The Drama Desk nominees were announced by previous DD winners John Lloyd Young (Jersey Boys) and Linda Lavin (Broadway Bound, The New Century) on Monday at 54 Below. The next day Jesse Tyler Ferguson and Sutton Foster performed similar chores in giving out the Tony nominees. My reactions to both lists and that of the Outer Critics Circle will be explored in an upcoming blog post. Wednesday was the Tony nominees reception and that afternoon I attended the matinee of The Nance with Nathan Lane. Thursday I caught up with Natasha, Pierre, and the Great Comet of 1812, which was presented earlier this season at Ars Nova and is now in a new location called Kazino all the way down on 10th Ave. They give you a Russian dinner as part of the show which is based on a section of War and Peace. The show didn't get out until midnight. Friday I was supposed to see Pippin, but Patina Miller, nominated for all the major awards as the Leading Player, was out that night and I had to reschedule.

Saturday, May 4, 2013

The Amazing Race 22: Episode 10: Flirting with Dead Poets

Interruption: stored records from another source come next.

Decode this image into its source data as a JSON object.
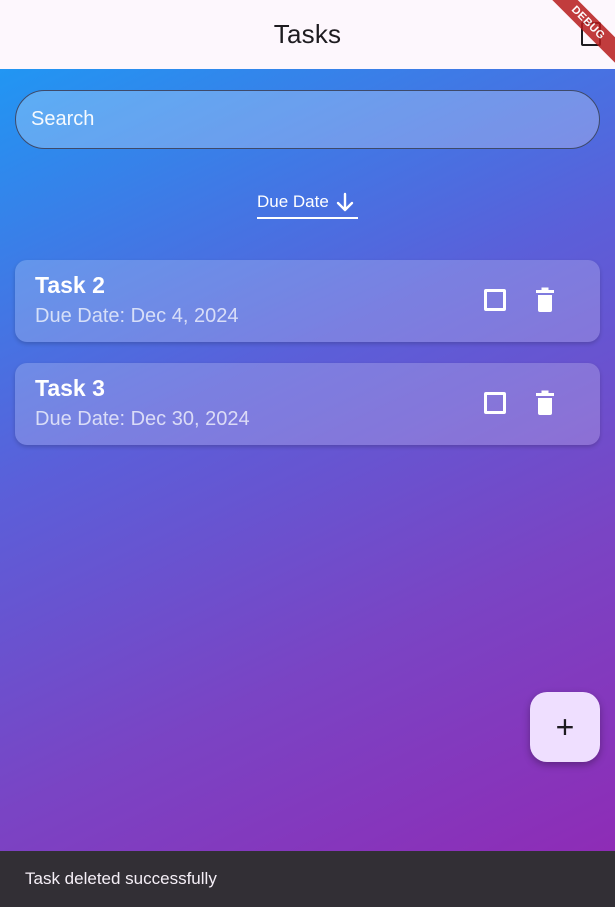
{
  "appbar": {
    "title": "Tasks",
    "debug_label": "DEBUG"
  },
  "search": {
    "placeholder": "Search"
  },
  "sort": {
    "label": "Due Date",
    "direction_icon": "arrow-down-icon"
  },
  "tasks": [
    {
      "title": "Task 2",
      "due": "Due Date: Dec 4, 2024",
      "completed": false
    },
    {
      "title": "Task 3",
      "due": "Due Date: Dec 30, 2024",
      "completed": false
    }
  ],
  "fab": {
    "label": "+"
  },
  "snackbar": {
    "message": "Task deleted successfully"
  },
  "colors": {
    "gradient_start": "#2196f3",
    "gradient_end": "#8e2cb6",
    "fab_bg": "#efdfff",
    "snackbar_bg": "#322f35"
  }
}
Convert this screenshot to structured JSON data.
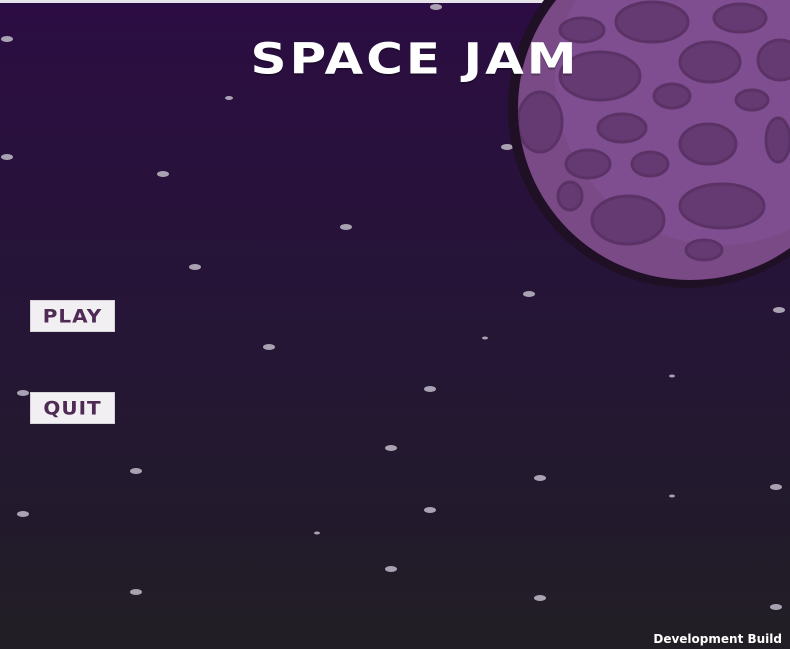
{
  "game": {
    "title": "SPACE JAM"
  },
  "menu": {
    "play_label": "PLAY",
    "quit_label": "QUIT"
  },
  "build": {
    "label": "Development Build"
  },
  "colors": {
    "sky_top": "#2c0c44",
    "sky_bottom": "#211f25",
    "planet_fill": "#7a4a86",
    "planet_crater": "#653a72",
    "button_background": "#f1eff2",
    "button_text": "#4e2a55",
    "title_text": "#ffffff"
  }
}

Dead Poets Society: The Country Singers flirt
with a dude from the 18th century 
I hate it when I'm rooting for The Amazing Race team I hate the least. With Meghan and Joey gone and the Roller Moms probably next, that only leaves the Hockey Brothers, their pretend girl friends the Country Singers, and the dreaded Big-Brained Max and Katie. I only really hate Max and Katie. The Hockey Brothers are just too damned athletic and I feel that gives them an unfair advantage. It gets monotonous when the same pair keeps winning. The Country Singers have no drive and keep relying on the brothers to help them out. I love it when an underdog team wins. That's what made last season so great--Josh and Brent, who had never even won a previous leg, finished first at the end over the buff James and Jaymes.